On the day after Sheldon Cooper declares "Ubunutu: You are my favorite linux-based operating system" (followed immediately by the phrase 'crap' in my house), three new pieces of news on hybrid computing models cross my desk.
The first is a story in Scientific American on the work Wu Feng and his colleagues are doing at Virginia Tech. http://www.scientificamerican.com/article.cfm?id=opencl-smooths-supercomputing Wu has long been on the leading edge of what defines power efficient computing and the placement of data next to compute.
The second was the announcement from IBM & NVIDIA that you can buy GPUs in a IBM server chassis. When IBM does it, it must be real? Or has the canceling of the next generation of Cell leave Dave Turek grasping at straws?
I'm going to close with another reference to Wu, the prolific Hokie. His group published a paper last month identifying missing genes in the microbial DNA sequences to date. The compute model was an "ephemeral supercomputer" of 12k cores across seven sites within the US. This may not look like hybrid computing, but it is about moving data independently of compute in order to manage the latencies between the compute nodes.
None of the compute Wu's team is doing, or the Tesla examples from NVidia tackle the really hard, communication dependent problems such as multiphase physics or simulation with dynamic meshing, but they do demonstrate that there are plenty of problems to be tackled with intelligent programming and massive parallel processing.

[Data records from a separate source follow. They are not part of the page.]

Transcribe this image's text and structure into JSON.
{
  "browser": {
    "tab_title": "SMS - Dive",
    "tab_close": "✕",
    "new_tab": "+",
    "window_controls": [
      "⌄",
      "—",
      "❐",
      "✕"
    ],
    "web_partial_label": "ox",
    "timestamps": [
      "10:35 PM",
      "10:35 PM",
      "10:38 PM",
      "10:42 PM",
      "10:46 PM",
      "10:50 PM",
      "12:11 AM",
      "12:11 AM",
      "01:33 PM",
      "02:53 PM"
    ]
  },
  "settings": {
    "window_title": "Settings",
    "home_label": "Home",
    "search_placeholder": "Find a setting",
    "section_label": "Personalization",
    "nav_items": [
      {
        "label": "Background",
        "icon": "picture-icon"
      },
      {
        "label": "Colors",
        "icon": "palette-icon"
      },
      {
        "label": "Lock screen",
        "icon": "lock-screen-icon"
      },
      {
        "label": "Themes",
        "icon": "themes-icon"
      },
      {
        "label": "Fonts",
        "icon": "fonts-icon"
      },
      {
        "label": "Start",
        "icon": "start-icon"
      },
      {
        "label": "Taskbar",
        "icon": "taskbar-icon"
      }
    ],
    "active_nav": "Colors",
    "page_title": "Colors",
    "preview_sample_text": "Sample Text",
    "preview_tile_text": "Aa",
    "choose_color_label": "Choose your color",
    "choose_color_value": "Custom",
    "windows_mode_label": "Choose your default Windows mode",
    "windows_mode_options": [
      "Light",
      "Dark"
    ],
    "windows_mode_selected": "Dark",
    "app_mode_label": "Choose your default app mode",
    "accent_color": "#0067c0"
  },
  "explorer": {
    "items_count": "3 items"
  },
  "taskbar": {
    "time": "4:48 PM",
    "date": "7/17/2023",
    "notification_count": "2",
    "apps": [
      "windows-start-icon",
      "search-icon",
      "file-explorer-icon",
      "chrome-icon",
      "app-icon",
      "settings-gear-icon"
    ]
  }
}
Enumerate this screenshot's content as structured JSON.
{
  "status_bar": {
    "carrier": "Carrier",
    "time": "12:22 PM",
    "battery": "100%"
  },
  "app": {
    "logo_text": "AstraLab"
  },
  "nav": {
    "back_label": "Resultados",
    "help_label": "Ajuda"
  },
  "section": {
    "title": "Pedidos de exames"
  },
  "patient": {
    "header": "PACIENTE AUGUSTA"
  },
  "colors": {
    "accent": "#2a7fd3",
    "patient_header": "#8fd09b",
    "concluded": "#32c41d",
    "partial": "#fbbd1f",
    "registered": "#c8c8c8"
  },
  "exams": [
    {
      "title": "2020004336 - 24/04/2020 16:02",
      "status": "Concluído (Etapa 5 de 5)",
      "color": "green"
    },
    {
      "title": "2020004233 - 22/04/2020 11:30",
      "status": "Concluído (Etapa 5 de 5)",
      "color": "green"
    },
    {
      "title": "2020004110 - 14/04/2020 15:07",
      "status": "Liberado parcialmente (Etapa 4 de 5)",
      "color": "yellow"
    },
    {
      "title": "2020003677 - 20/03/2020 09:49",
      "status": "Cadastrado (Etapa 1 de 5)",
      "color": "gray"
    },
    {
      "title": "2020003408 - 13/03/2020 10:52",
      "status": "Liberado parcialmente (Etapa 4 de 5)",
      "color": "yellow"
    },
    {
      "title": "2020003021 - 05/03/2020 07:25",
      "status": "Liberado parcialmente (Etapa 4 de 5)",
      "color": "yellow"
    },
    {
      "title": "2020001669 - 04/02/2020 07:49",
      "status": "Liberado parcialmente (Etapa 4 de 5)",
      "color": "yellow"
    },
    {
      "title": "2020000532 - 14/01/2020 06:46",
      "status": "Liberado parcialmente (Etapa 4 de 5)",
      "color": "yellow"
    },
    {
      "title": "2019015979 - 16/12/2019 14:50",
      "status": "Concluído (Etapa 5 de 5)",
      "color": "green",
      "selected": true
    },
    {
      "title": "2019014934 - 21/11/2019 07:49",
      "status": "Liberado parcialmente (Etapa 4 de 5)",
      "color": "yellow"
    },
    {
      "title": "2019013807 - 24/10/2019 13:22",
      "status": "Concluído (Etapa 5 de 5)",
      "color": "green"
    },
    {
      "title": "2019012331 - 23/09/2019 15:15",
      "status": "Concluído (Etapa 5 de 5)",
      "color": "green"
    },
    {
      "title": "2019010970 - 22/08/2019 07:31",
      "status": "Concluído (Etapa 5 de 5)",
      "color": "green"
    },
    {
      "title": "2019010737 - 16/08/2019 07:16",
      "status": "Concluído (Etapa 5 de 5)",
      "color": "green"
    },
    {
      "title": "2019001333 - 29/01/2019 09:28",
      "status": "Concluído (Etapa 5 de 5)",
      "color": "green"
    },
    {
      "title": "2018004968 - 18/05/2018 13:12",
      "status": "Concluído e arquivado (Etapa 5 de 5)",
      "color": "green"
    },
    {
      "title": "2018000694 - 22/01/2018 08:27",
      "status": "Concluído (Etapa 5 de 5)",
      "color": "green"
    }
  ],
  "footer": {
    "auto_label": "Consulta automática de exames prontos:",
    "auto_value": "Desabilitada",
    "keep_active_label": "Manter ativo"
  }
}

I still believe in the hybrid computing models and explicit data placement. Though my friend Mark may feel that he can show that density and efficiency of general purpose compute engines will subsume the specialty silicon market, we are certainly not yet there.